Car wreck: the Constitution and the national debt crisis
Editor’s Note: This post appears concurrently on the National Constitution Center’s Peter Jennings Project blog.
What role has the Constitution played in the persistent argument over raising the debt ceiling? There is the Republican push for a constitutional amendment requiring a balanced budget (which I will address in a later post) and the Democratic argument, now abandoned, that the Fourteenth Amendment makes it unnecessary for the president to get congressional approval on raising the debt ceiling since, as section four of that amendment reads, “the validity of the public debt of the United States, authorized by law, including debts incurred for the payments of pension and bounties for service in suppressing insurrection or rebellion shall not be questioned.”
This Democratic position created one of the more theatrical moments of the months-long debate when, at a Politico breakfast attended by dozens of reporters earlier in the summer, Treasury Secretary Timothy Geithner waved a copy of the Constitution and asked, rhetorically, of the president’s Republican opponents: “Have you read the Fourteenth Amendment?”
The statement surprised many in the audience since it was thought that any attempt to shut Congress out of the process would be politically disastrous, and, indeed, despite former President Bill Clinton chiming in to support the position, last Friday President Obama took it off the table. “I have talked to my lawyers,” said Obama, of the Fourteenth Amendment reasoning. “They are not persuaded that that is a winning argument.”
Why? Truth is, no one knows quite how to understand the fourth section of the Fourteenth Amendment since there is no doctrine to consult. The Supreme Court has not addressed the issue. “It’s not clear, it’s not been tested,” said George Washington University Law Center’s Jonathan Turley to Keith Olbermann on Olbermann’s Current TV program, Countdown. “For a law professor who comes to watch the cars crash, it could be exciting. But I’m not too sure it’s good for the country.”
That last argument – what is “good for the country” – would almost certainly be part of any federal court decision on this issue and it would likely look at it this way: no matter how the language reads and no matter how we understand it to be applied in this circumstance, the size, scope, and particulars of the national budget are without a doubt a “political question.” In other words, a decision best left to the branches elected by the people, not the judiciary.
High school civics classes may leave us with the impression that the American system of government is split between three co-equal branches. But in fact, there is a priority to the two political branches – the executive and the Congress – which the courts have traditionally respected as superior on many matters.
Yes, constitutional doctrine does provide the judiciary with the power to overturn acts of Congress as inconsistent with the Constitution. But especially in areas, like the national budget, where the Constitution clearly establishes the responsibility for action with the political branches, the courts, as the least democratic branch, are loath to intervene.

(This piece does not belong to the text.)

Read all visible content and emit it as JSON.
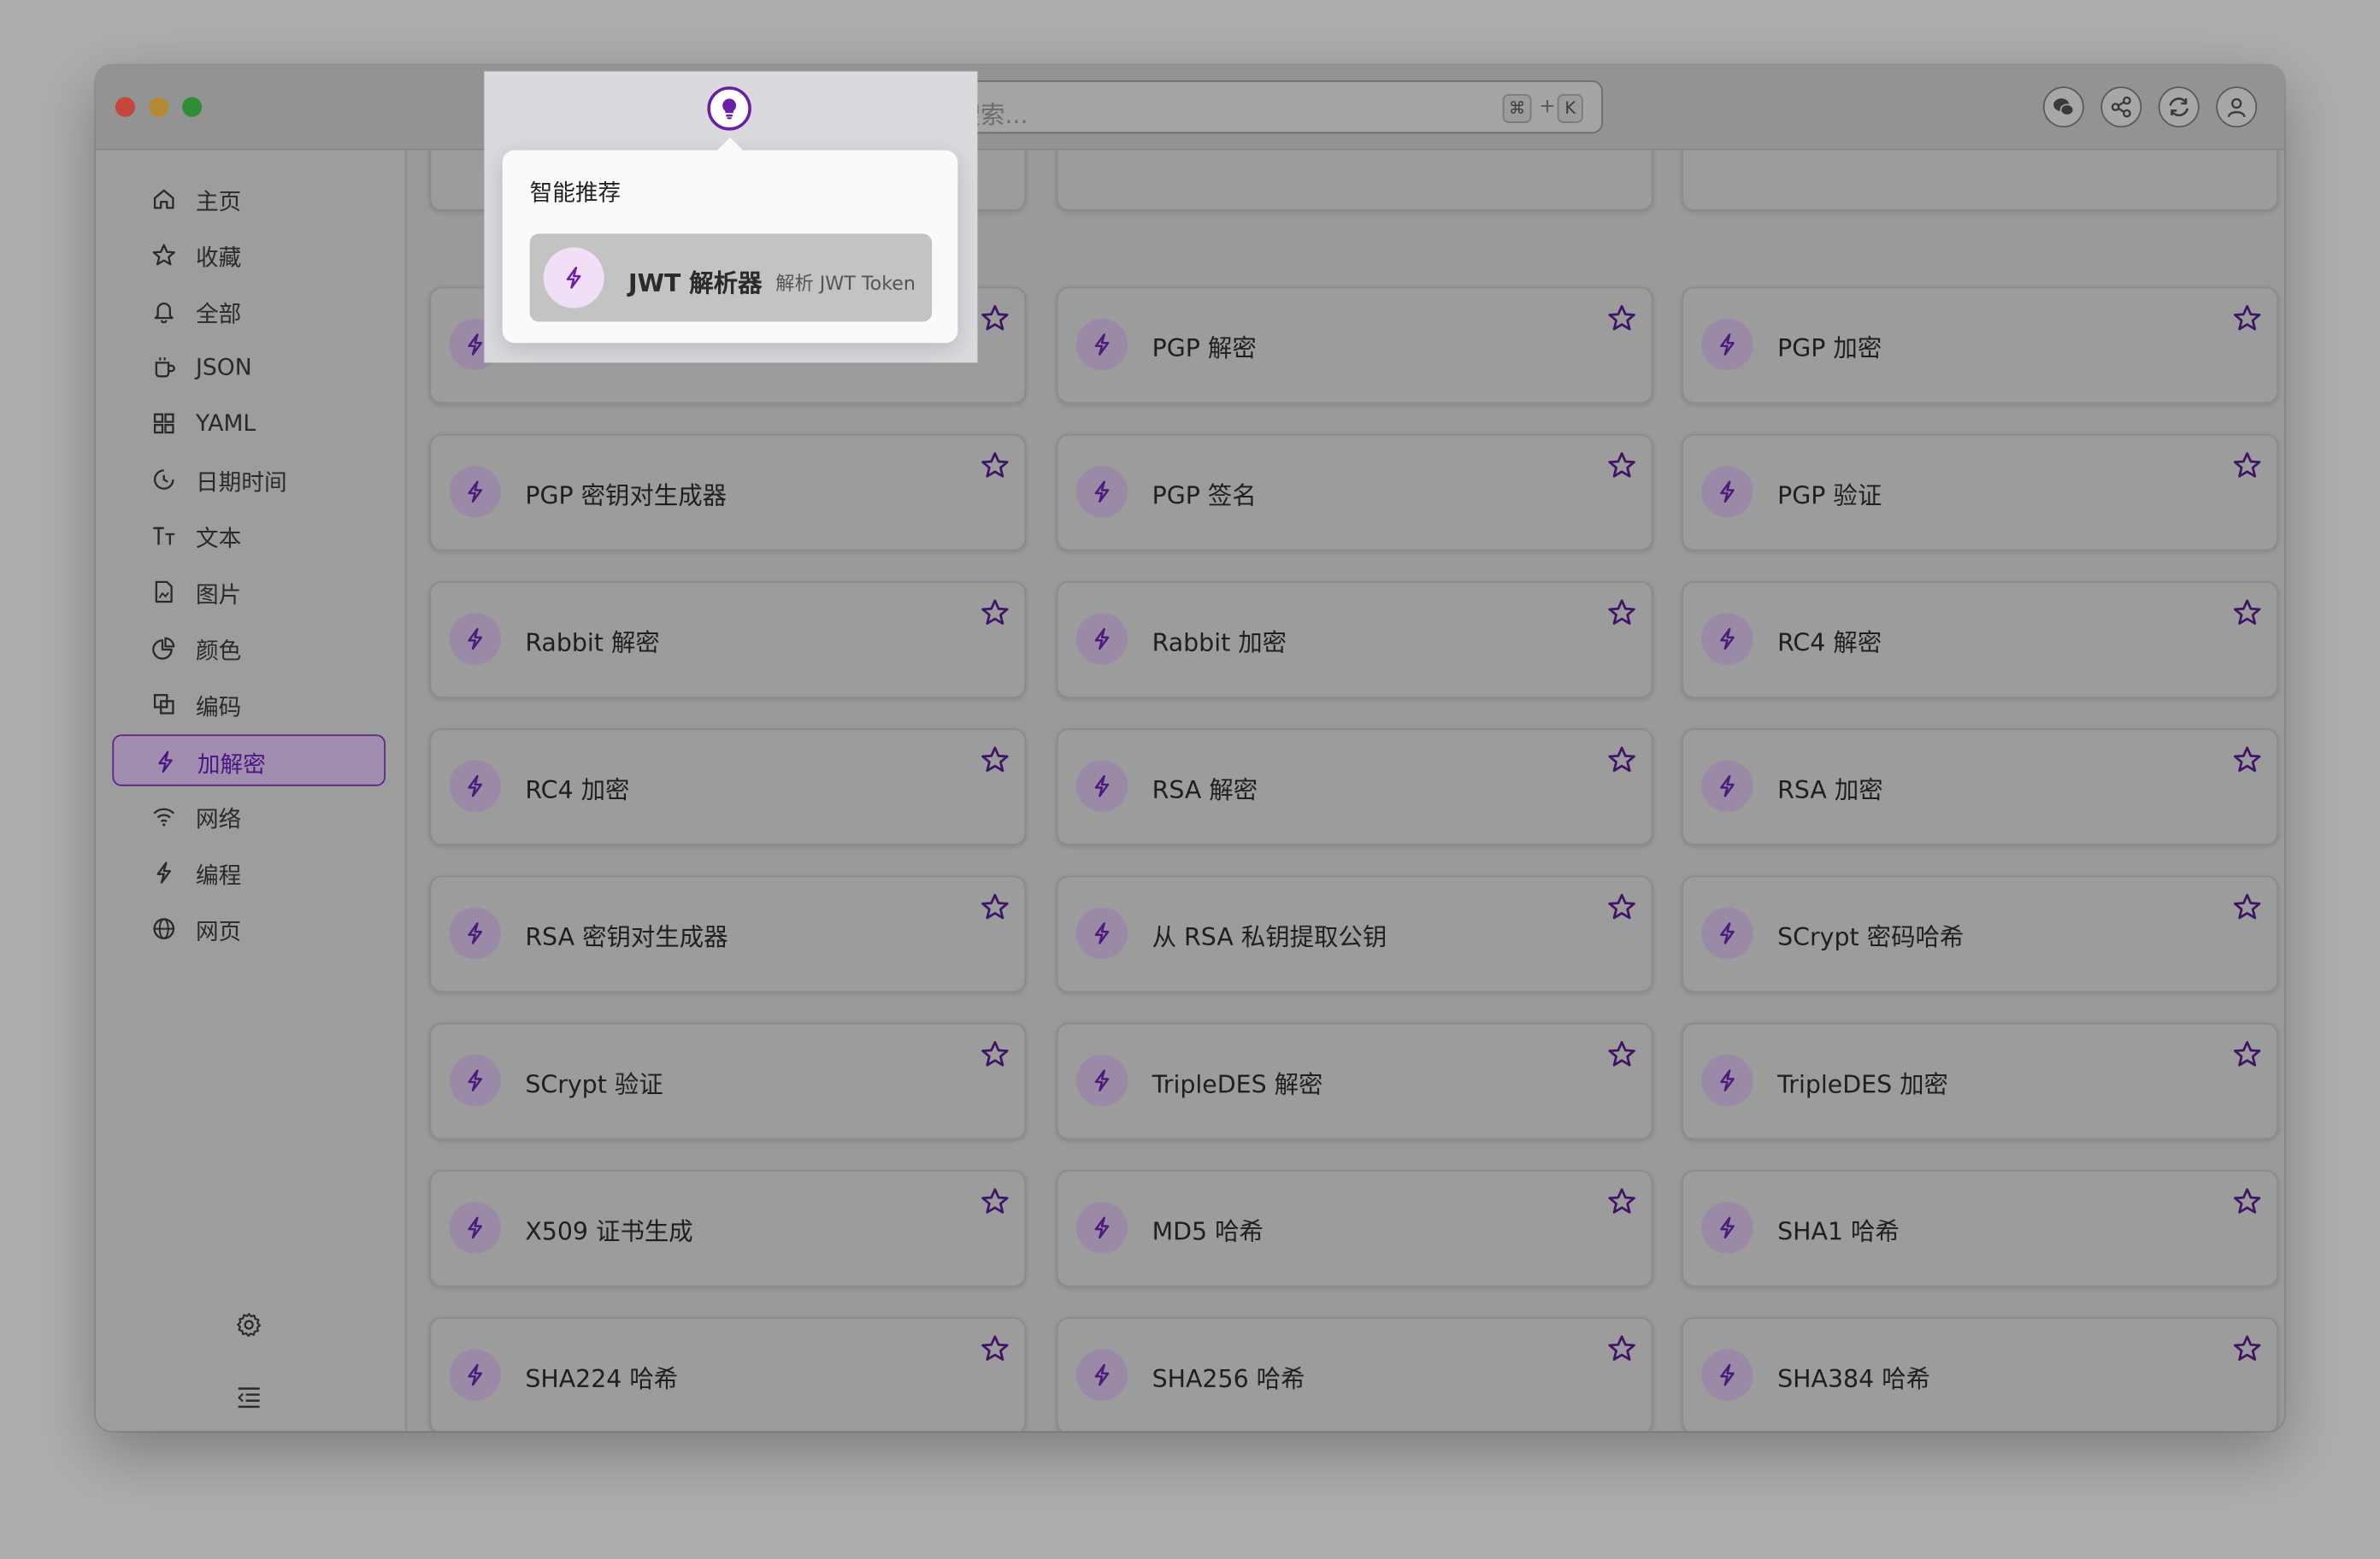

A lesson from Harry Truman
There is even a hierarchy between the two political branches with Congress holding a slight edge. Consider the Court’s landmark 1952 decision in the Steel Seizure case, also known as Youngstown Sheet and Tube Company v. Sawyer. The case, which involved President Harry Truman’s decision to take over the steel industry when it was in the midst of a labor dispute that threatened to stall production and create economic instability, ended with a stinging rebuke of the president and the establishment of a formula of sorts by which to judge the relative power positions held by these often competing branches of government.
Justice Hugo Black wrote the majority opinion, siding with the steel industry. But it was Justice Robert Jackson’s concurrence which carried forth as a guiding principle. Jackson said that there are three categories of congressional-executive disputes: those where the president is attempting to use power expressing or implicitly established by Congress; those where Congress has said nothing on the issue; and those where Congress has been clearly in opposition to the president. These, he said, should be seen in descending order of legitimacy. In other words, the president needs Congress’s assent or, barring that, silence to act within the scope of constitutional authority.
This Congress – our Congress, that is – may not, as of today, have spoken on the issue of raising the debt ceiling, but it has been anything but silent, suggesting, in Justice Jackson’s formula, that not only is the debt ceiling a “political issue,” but the president does not have the authority here to act alone.
For an executive of the world’s most powerful nation, that can be bitter medicine. Back in 1952, when the Court told Harry Truman to relinquish his hold over the steel industry, the combative president was stunned. Later that afternoon, Justice Hugo Black invited him over to his home for a drink. “Hugo,” the president reportedly said to his host, “I don’t much care for your law, by golly this bourbon is good.”
Todd Brewster is the Director of the National Constitution Center’s Peter Jennings Project and the Center for Oral History at West Point.